$-a^2b = q$

This is a system of three equations in four variables. So, solve for $p$ in terms of $q$. - April 14th 2014, 06:08 AMJeffMRe: Cubic equation
$x^3 + px + q = (x - a)^2(x - b) = (x^2 - 2ax + a^2)(x - b) = x^3 - bx^2 - 2ax^2 + 2abx + a^2x - a^2b =$

$x^3 - (2a + b)x^2 + a(a + 2b)x - a^2b.$ Straight forward.

The coefficients of the powers must be equal in the right hand and left expressions.

$\therefore q = - a^2b\ and\ p = a(a + 2b)\ and\ 2a + b = 0.$
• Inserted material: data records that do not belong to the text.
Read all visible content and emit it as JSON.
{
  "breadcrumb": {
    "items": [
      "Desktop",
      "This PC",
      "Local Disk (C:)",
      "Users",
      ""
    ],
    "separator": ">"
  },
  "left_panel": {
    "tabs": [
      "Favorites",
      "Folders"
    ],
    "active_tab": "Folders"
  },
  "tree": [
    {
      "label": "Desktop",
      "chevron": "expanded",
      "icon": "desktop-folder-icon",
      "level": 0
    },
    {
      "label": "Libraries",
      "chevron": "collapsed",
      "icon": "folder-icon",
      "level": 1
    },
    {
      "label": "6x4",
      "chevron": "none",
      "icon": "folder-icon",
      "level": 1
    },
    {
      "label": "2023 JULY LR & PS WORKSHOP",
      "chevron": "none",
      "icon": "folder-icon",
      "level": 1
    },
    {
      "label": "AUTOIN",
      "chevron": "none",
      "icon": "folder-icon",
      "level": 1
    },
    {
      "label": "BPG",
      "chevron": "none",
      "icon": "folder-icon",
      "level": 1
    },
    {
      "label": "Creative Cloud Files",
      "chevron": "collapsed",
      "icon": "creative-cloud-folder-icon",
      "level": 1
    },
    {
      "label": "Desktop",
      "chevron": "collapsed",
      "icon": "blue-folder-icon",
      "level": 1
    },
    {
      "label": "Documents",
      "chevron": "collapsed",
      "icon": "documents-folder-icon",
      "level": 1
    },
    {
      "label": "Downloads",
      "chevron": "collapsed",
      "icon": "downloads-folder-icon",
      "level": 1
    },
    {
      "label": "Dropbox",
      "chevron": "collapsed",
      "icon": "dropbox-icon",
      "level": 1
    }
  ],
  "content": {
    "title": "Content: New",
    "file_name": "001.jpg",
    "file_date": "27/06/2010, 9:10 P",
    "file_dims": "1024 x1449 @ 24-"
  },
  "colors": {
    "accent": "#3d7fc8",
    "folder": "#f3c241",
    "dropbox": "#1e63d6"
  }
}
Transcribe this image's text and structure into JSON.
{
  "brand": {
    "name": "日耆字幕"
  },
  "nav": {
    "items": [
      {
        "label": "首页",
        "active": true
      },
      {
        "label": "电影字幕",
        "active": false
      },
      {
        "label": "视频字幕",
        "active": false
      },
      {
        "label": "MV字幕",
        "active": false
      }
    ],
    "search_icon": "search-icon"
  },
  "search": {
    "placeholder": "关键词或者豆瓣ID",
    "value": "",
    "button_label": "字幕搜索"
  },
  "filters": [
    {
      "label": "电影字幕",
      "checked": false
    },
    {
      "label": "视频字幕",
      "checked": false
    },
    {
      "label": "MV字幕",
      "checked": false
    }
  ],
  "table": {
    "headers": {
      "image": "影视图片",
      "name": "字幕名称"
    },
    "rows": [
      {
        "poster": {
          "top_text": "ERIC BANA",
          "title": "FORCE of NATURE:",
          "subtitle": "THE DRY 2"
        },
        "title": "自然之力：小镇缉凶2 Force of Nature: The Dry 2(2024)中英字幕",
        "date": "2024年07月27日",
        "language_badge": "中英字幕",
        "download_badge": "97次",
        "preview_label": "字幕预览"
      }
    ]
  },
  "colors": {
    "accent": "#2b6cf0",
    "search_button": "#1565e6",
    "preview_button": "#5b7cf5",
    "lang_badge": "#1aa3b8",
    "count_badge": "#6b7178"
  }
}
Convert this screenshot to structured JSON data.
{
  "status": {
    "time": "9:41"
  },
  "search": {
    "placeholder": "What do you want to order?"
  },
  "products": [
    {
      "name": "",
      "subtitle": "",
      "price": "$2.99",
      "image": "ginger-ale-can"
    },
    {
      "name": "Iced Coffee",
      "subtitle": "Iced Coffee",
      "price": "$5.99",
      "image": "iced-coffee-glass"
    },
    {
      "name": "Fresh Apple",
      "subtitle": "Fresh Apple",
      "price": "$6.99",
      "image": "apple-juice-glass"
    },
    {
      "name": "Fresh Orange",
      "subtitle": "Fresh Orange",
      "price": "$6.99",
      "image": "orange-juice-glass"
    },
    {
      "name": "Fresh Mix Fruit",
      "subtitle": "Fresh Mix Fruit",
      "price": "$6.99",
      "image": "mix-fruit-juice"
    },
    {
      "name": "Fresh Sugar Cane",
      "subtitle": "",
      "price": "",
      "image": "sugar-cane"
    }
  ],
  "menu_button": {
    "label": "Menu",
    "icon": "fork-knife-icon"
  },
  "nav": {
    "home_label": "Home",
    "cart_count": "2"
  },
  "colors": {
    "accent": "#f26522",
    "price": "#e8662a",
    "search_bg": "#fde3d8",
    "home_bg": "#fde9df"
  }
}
Proceed - April 14th 2014, 11:11 AMBude8Re: Cubic equation
I'm being really stupid and going wrong somewhere.

The answer is:

http://puu.sh/88G42.png

but I'm not getting that... - April 14th 2014, 11:30 AMromsekRe: Cubic equation
JeffM and SlipEternal have given you 3 equations that must be satisfied

$q = - a^2b\ and\ p = a(a + 2b)\ and\ 2a + b = 0.$

from the last one $b=-2a$

substitute that into the first two and you get

$q=2a^3, ~p=-3a^2$

$q^2=4a^6$

$\dfrac{q^2}{4}=a^6$

$p^3=-27a^6$

$-\dfrac{p^3}{27}=a^6$

$\dfrac{q^2}{4}=-\dfrac{p^3}{27}$

$\dfrac{q^2}{4}+\dfrac{p^3}{27}=0$

$27q^2+4p^3=0$